3 Responses to Unexpected languages

  1. Dean says:

    I often find this is the case when switching back to my native English from speaking German. One night I was out and met a group of German tourists in a bar. I spent about half an hour talking to them exclusively in German, but when I went back to speaking English with my friends, I kept accidentally using German words and and putting verbs at the end of sentences.

    Has anybody else found themselves accidentally using phrases from other languages directly translated to their native tongue? For example, I will sometimes say “it’s five hour” when asked what time it is.

  2. David Eger says:
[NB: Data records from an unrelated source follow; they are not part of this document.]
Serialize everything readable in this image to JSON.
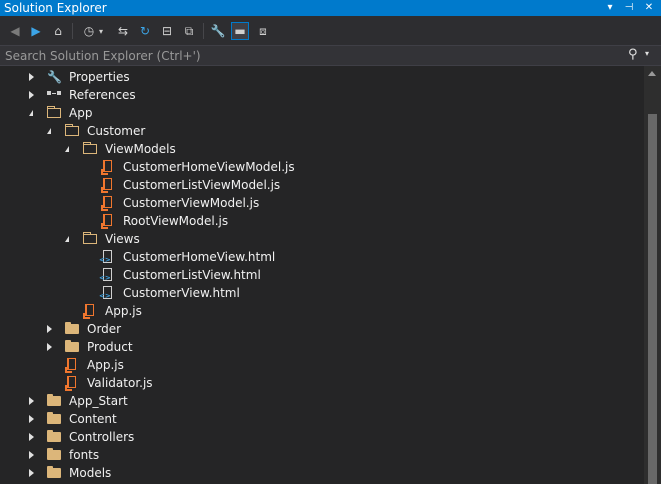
{
  "window": {
    "title": "Solution Explorer",
    "dropdown_glyph": "▾",
    "pin_glyph": "⊣",
    "close_glyph": "✕"
  },
  "toolbar": {
    "back_glyph": "◀",
    "forward_glyph": "▶",
    "home_glyph": "⌂",
    "history_glyph": "◷",
    "history_drop_glyph": "▾",
    "sync_glyph": "⇆",
    "refresh_glyph": "↻",
    "collapse_glyph": "⊟",
    "show_all_glyph": "⧉",
    "properties_glyph": "🔧",
    "preview_glyph": "▬",
    "view_glyph": "⧈"
  },
  "search": {
    "placeholder": "Search Solution Explorer (Ctrl+')",
    "icon_glyph": "⚲",
    "dropdown_glyph": "▾"
  },
  "tree": [
    {
      "label": "Properties",
      "icon": "wrench-icon",
      "toggle": "collapsed",
      "level": 0
    },
    {
      "label": "References",
      "icon": "references-icon",
      "toggle": "collapsed",
      "level": 0
    },
    {
      "label": "App",
      "icon": "folder-open-icon",
      "toggle": "expanded",
      "level": 0
    },
    {
      "label": "Customer",
      "icon": "folder-open-icon",
      "toggle": "expanded",
      "level": 1
    },
    {
      "label": "ViewModels",
      "icon": "folder-open-icon",
      "toggle": "expanded",
      "level": 2
    },
    {
      "label": "CustomerHomeViewModel.js",
      "icon": "js-file-icon",
      "toggle": "none",
      "level": 3
    },
    {
      "label": "CustomerListViewModel.js",
      "icon": "js-file-icon",
      "toggle": "none",
      "level": 3
    },
    {
      "label": "CustomerViewModel.js",
      "icon": "js-file-icon",
      "toggle": "none",
      "level": 3
    },
    {
      "label": "RootViewModel.js",
      "icon": "js-file-icon",
      "toggle": "none",
      "level": 3
    },
    {
      "label": "Views",
      "icon": "folder-open-icon",
      "toggle": "expanded",
      "level": 2
    },
    {
      "label": "CustomerHomeView.html",
      "icon": "html-file-icon",
      "toggle": "none",
      "level": 3
    },
    {
      "label": "CustomerListView.html",
      "icon": "html-file-icon",
      "toggle": "none",
      "level": 3
    },
    {
      "label": "CustomerView.html",
      "icon": "html-file-icon",
      "toggle": "none",
      "level": 3
    },
    {
      "label": "App.js",
      "icon": "js-file-icon",
      "toggle": "none",
      "level": 2
    },
    {
      "label": "Order",
      "icon": "folder-closed-icon",
      "toggle": "collapsed",
      "level": 1
    },
    {
      "label": "Product",
      "icon": "folder-closed-icon",
      "toggle": "collapsed",
      "level": 1
    },
    {
      "label": "App.js",
      "icon": "js-file-icon",
      "toggle": "none",
      "level": 1
    },
    {
      "label": "Validator.js",
      "icon": "js-file-icon",
      "toggle": "none",
      "level": 1
    },
    {
      "label": "App_Start",
      "icon": "folder-closed-icon",
      "toggle": "collapsed",
      "level": 0
    },
    {
      "label": "Content",
      "icon": "folder-closed-icon",
      "toggle": "collapsed",
      "level": 0
    },
    {
      "label": "Controllers",
      "icon": "folder-closed-icon",
      "toggle": "collapsed",
      "level": 0
    },
    {
      "label": "fonts",
      "icon": "folder-closed-icon",
      "toggle": "collapsed",
      "level": 0
    },
    {
      "label": "Models",
      "icon": "folder-closed-icon",
      "toggle": "collapsed",
      "level": 0
    }
  ],
  "colors": {
    "accent": "#007acc",
    "background": "#252526",
    "folder": "#dcb67a",
    "js_file": "#f0762e",
    "text": "#f1f1f1"
  }
}
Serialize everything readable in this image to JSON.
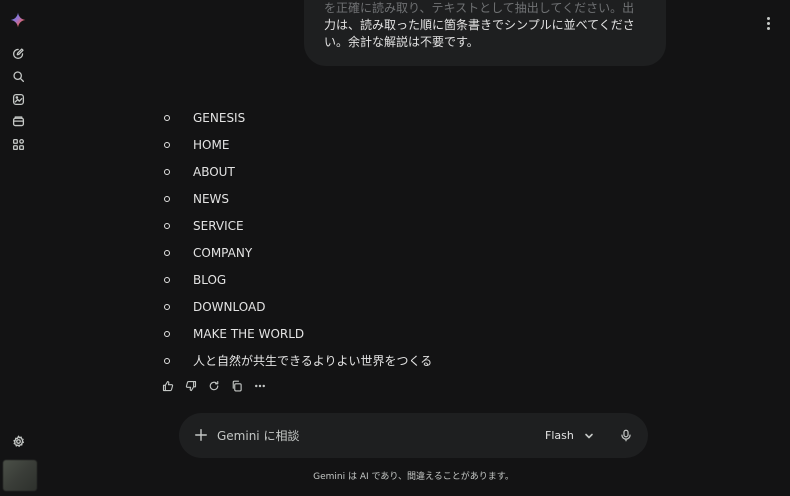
{
  "sidebar": {
    "icons": [
      "gemini-logo",
      "new-chat-icon",
      "search-icon",
      "gallery-icon",
      "gems-icon",
      "apps-icon",
      "settings-icon"
    ]
  },
  "conversation": {
    "user_message": {
      "line1": "を正確に読み取り、テキストとして抽出してください。出",
      "line2": "力は、読み取った順に箇条書きでシンプルに並べてくださ",
      "line3": "い。余計な解説は不要です。"
    },
    "response": {
      "items": [
        "GENESIS",
        "HOME",
        "ABOUT",
        "NEWS",
        "SERVICE",
        "COMPANY",
        "BLOG",
        "DOWNLOAD",
        "MAKE THE WORLD",
        "人と自然が共生できるよりよい世界をつくる"
      ],
      "action_icons": [
        "thumbs-up-icon",
        "thumbs-down-icon",
        "regenerate-icon",
        "copy-icon",
        "more-icon"
      ]
    }
  },
  "composer": {
    "placeholder": "Gemini に相談",
    "model": "Flash"
  },
  "footer": {
    "disclaimer": "Gemini は AI であり、間違えることがあります。"
  },
  "colors": {
    "background": "#131314",
    "surface": "#1e1f20",
    "text": "#e3e3e3",
    "muted": "#c4c7c5"
  }
}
    @Dean: I have never been fluent enough in another language for it to creep into my native language (English) to that degree, although I often find it difficult to get back in to the flow of English after speaking another language. When speaking a foreign language, however, I frequently find myself mixing in words from other languages; since my current ‘second’ language (i.e. the one I speak most frequently, after English) is Welsh, I have to work quite hard to stop myself from using Welsh words or syntax when speaking any other language. Bizarrely, whilst having a conversation in Welsh today, I found myself answering “oui” to a question – it’s two years since I was last in France and I have spoken very little French since then.

  3. I find that I run into this kind of issue the most when quickly switching between two languages other than my native language. For instance, there have been times when I’ve been speaking with Chinese and Japanese speakers, and I’ll find myself talking in Chinese to a Japanese speaker who doesn’t speak Chinese or vice versa simply because I somehow failed to switch modes.
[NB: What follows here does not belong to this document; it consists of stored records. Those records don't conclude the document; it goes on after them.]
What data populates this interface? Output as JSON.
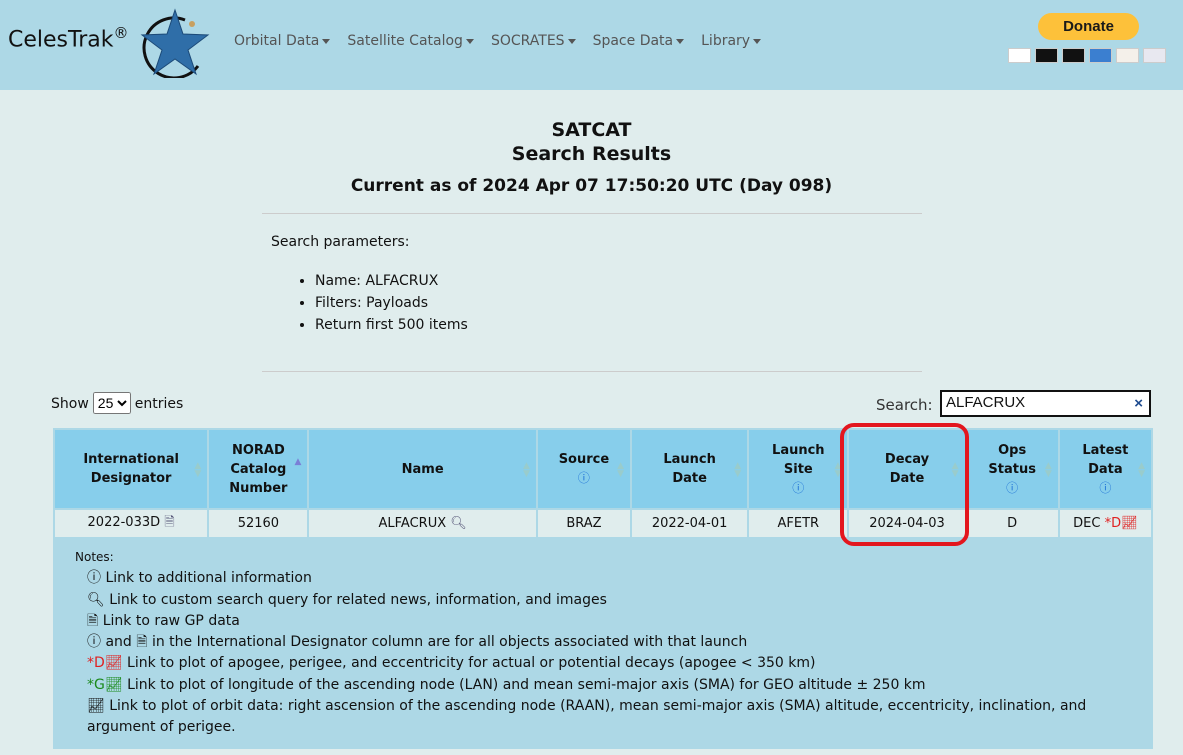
{
  "header": {
    "brand": "CelesTrak",
    "reg": "®",
    "nav": [
      "Orbital Data",
      "Satellite Catalog",
      "SOCRATES",
      "Space Data",
      "Library"
    ],
    "donate": "Donate"
  },
  "page": {
    "title1": "SATCAT",
    "title2": "Search Results",
    "current": "Current as of 2024 Apr 07 17:50:20 UTC (Day 098)"
  },
  "params": {
    "label": "Search parameters:",
    "items": [
      "Name: ALFACRUX",
      "Filters: Payloads",
      "Return first 500 items"
    ]
  },
  "controls": {
    "show": "Show",
    "entries": "entries",
    "page_size": "25",
    "search_label": "Search:",
    "search_value": "ALFACRUX",
    "clear": "×"
  },
  "table": {
    "headers": [
      "International Designator",
      "NORAD Catalog Number",
      "Name",
      "Source",
      "Launch Date",
      "Launch Site",
      "Decay Date",
      "Ops Status",
      "Latest Data"
    ],
    "row": {
      "intl": "2022-033D",
      "norad": "52160",
      "name": "ALFACRUX",
      "source": "BRAZ",
      "launch": "2022-04-01",
      "site": "AFETR",
      "decay": "2024-04-03",
      "ops": "D",
      "latest": "DEC",
      "flag": "*D"
    }
  },
  "notes": {
    "title": "Notes:",
    "items": [
      "Link to additional information",
      "Link to custom search query for related news, information, and images",
      "Link to raw GP data",
      "in the International Designator column are for all objects associated with that launch",
      "Link to plot of apogee, perigee, and eccentricity for actual or potential decays (apogee < 350 km)",
      "Link to plot of longitude of the ascending node (LAN) and mean semi-major axis (SMA) for GEO altitude ± 250 km",
      "Link to plot of orbit data: right ascension of the ascending node (RAAN), mean semi-major axis (SMA) altitude, eccentricity, inclination, and argument of perigee."
    ],
    "and": "and",
    "d": "*D",
    "g": "*G"
  }
}
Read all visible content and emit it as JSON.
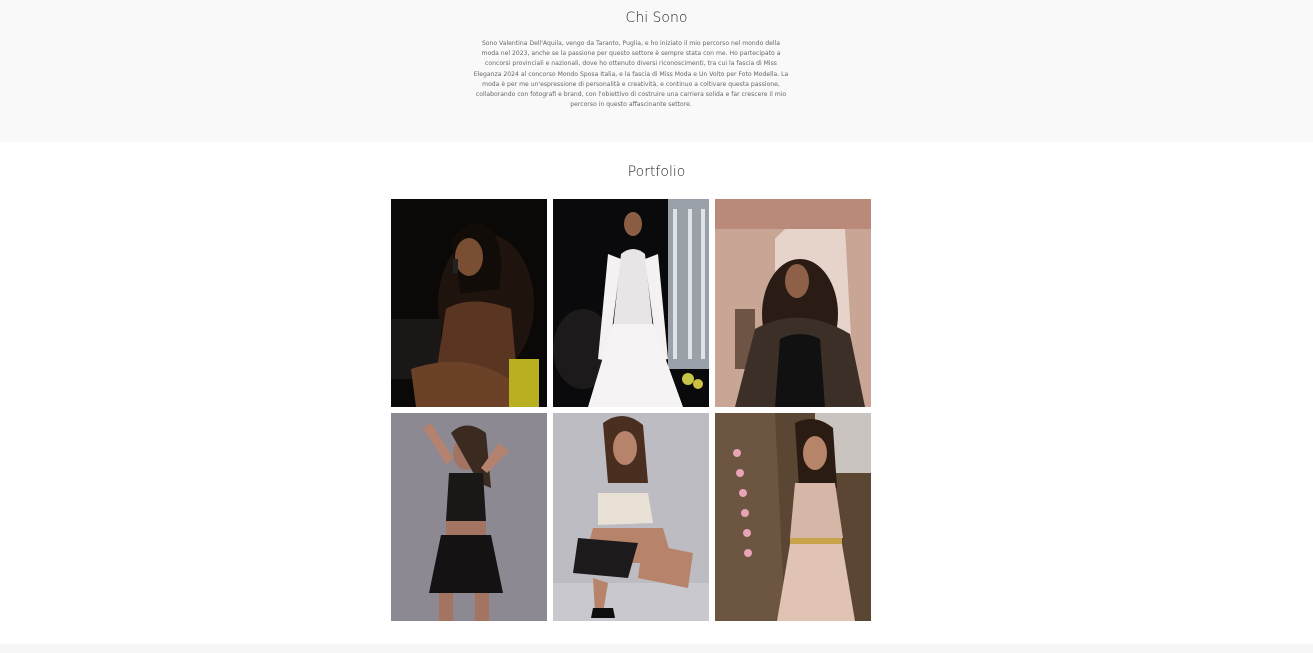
{
  "about": {
    "title": "Chi Sono",
    "text": "Sono Valentina Dell'Aquila, vengo da Taranto, Puglia, e ho iniziato il mio percorso nel mondo della moda nel 2023, anche se la passione per questo settore è sempre stata con me. Ho partecipato a concorsi provinciali e nazionali, dove ho ottenuto diversi riconoscimenti, tra cui la fascia di Miss Eleganza 2024 al concorso Mondo Sposa Italia, e la fascia di Miss Moda e Un Volto per Foto Modella. La moda è per me un'espressione di personalità e creatività, e continuo a coltivare questa passione, collaborando con fotografi e brand, con l'obiettivo di costruire una carriera solida e far crescere il mio percorso in questo affascinante settore."
  },
  "portfolio": {
    "title": "Portfolio",
    "photos": [
      {
        "subject": "woman-on-phone-night-photo"
      },
      {
        "subject": "white-bridal-gown-runway-photo"
      },
      {
        "subject": "woman-sequin-jacket-arch-photo"
      },
      {
        "subject": "black-top-skirt-studio-photo"
      },
      {
        "subject": "crouching-pose-studio-photo"
      },
      {
        "subject": "pink-sequin-dress-flowers-photo"
      }
    ]
  }
}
    Another example this brings to mind is from right after I got back from learning Portuguese in Brazil. I’d basically been using only Portuguese for months, and when I got home my mom asked me something about the laundry and I replied fully in Portuguese, not even realizing I had done so until she awkwardly laughed in a way that would have made no sense in response to what I said—had I said it in English.